Segment Open
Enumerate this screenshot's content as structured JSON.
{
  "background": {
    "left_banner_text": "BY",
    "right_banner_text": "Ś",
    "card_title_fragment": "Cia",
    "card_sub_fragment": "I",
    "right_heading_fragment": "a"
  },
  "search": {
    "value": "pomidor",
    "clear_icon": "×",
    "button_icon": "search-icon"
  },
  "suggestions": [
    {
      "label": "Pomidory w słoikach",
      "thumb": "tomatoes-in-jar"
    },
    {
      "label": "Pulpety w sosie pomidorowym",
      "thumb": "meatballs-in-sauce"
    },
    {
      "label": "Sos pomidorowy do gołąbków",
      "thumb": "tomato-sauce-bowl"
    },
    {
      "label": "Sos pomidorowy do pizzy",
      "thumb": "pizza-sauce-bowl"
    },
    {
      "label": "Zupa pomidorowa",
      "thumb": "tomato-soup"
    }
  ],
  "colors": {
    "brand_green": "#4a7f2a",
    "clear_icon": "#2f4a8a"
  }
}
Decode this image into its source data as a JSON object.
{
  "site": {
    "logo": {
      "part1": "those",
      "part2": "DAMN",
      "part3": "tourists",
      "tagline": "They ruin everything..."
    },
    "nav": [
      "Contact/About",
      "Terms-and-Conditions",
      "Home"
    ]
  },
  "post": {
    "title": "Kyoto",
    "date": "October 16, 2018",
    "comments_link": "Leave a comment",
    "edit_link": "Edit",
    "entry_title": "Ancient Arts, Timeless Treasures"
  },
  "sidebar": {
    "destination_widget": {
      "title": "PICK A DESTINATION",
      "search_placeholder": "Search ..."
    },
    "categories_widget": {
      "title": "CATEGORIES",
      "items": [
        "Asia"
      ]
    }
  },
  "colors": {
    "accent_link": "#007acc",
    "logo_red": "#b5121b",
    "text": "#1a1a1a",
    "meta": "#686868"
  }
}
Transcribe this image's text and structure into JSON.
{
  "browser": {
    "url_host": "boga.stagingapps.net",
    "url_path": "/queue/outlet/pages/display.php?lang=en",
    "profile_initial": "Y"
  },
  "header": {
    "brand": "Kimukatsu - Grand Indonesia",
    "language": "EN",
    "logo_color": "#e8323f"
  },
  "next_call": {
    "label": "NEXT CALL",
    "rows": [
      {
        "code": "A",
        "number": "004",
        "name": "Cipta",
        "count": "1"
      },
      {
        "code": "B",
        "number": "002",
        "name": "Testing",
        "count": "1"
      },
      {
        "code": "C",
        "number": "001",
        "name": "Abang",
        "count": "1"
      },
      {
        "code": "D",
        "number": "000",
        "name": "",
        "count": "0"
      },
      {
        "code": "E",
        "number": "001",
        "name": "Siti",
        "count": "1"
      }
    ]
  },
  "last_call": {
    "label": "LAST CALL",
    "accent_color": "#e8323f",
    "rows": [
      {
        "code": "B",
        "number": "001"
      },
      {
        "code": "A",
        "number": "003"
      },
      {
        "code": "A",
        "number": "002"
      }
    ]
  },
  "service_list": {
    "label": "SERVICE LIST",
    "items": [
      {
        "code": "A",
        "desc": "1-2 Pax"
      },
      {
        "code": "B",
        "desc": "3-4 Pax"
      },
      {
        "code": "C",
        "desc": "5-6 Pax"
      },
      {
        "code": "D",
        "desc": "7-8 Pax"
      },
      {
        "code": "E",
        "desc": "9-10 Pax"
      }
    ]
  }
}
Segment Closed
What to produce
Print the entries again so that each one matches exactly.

Response box
Enumerate this screenshot's content as structured JSON.
{
  "background": {
    "left_banner_text": "BY",
    "right_banner_text": "Ś",
    "card_title_fragment": "Cia",
    "card_sub_fragment": "I",
    "right_heading_fragment": "a"
  },
  "search": {
    "value": "pomidor",
    "clear_icon": "×",
    "button_icon": "search-icon"
  },
  "suggestions": [
    {
      "label": "Pomidory w słoikach",
      "thumb": "tomatoes-in-jar"
    },
    {
      "label": "Pulpety w sosie pomidorowym",
      "thumb": "meatballs-in-sauce"
    },
    {
      "label": "Sos pomidorowy do gołąbków",
      "thumb": "tomato-sauce-bowl"
    },
    {
      "label": "Sos pomidorowy do pizzy",
      "thumb": "pizza-sauce-bowl"
    },
    {
      "label": "Zupa pomidorowa",
      "thumb": "tomato-soup"
    }
  ],
  "colors": {
    "brand_green": "#4a7f2a",
    "clear_icon": "#2f4a8a"
  }
}
Decode this image into its source data as a JSON object.
{
  "site": {
    "logo": {
      "part1": "those",
      "part2": "DAMN",
      "part3": "tourists",
      "tagline": "They ruin everything..."
    },
    "nav": [
      "Contact/About",
      "Terms-and-Conditions",
      "Home"
    ]
  },
  "post": {
    "title": "Kyoto",
    "date": "October 16, 2018",
    "comments_link": "Leave a comment",
    "edit_link": "Edit",
    "entry_title": "Ancient Arts, Timeless Treasures"
  },
  "sidebar": {
    "destination_widget": {
      "title": "PICK A DESTINATION",
      "search_placeholder": "Search ..."
    },
    "categories_widget": {
      "title": "CATEGORIES",
      "items": [
        "Asia"
      ]
    }
  },
  "colors": {
    "accent_link": "#007acc",
    "logo_red": "#b5121b",
    "text": "#1a1a1a",
    "meta": "#686868"
  }
}
Transcribe this image's text and structure into JSON.
{
  "browser": {
    "url_host": "boga.stagingapps.net",
    "url_path": "/queue/outlet/pages/display.php?lang=en",
    "profile_initial": "Y"
  },
  "header": {
    "brand": "Kimukatsu - Grand Indonesia",
    "language": "EN",
    "logo_color": "#e8323f"
  },
  "next_call": {
    "label": "NEXT CALL",
    "rows": [
      {
        "code": "A",
        "number": "004",
        "name": "Cipta",
        "count": "1"
      },
      {
        "code": "B",
        "number": "002",
        "name": "Testing",
        "count": "1"
      },
      {
        "code": "C",
        "number": "001",
        "name": "Abang",
        "count": "1"
      },
      {
        "code": "D",
        "number": "000",
        "name": "",
        "count": "0"
      },
      {
        "code": "E",
        "number": "001",
        "name": "Siti",
        "count": "1"
      }
    ]
  },
  "last_call": {
    "label": "LAST CALL",
    "accent_color": "#e8323f",
    "rows": [
      {
        "code": "B",
        "number": "001"
      },
      {
        "code": "A",
        "number": "003"
      },
      {
        "code": "A",
        "number": "002"
      }
    ]
  },
  "service_list": {
    "label": "SERVICE LIST",
    "items": [
      {
        "code": "A",
        "desc": "1-2 Pax"
      },
      {
        "code": "B",
        "desc": "3-4 Pax"
      },
      {
        "code": "C",
        "desc": "5-6 Pax"
      },
      {
        "code": "D",
        "desc": "7-8 Pax"
      },
      {
        "code": "E",
        "desc": "9-10 Pax"
      }
    ]
  }
}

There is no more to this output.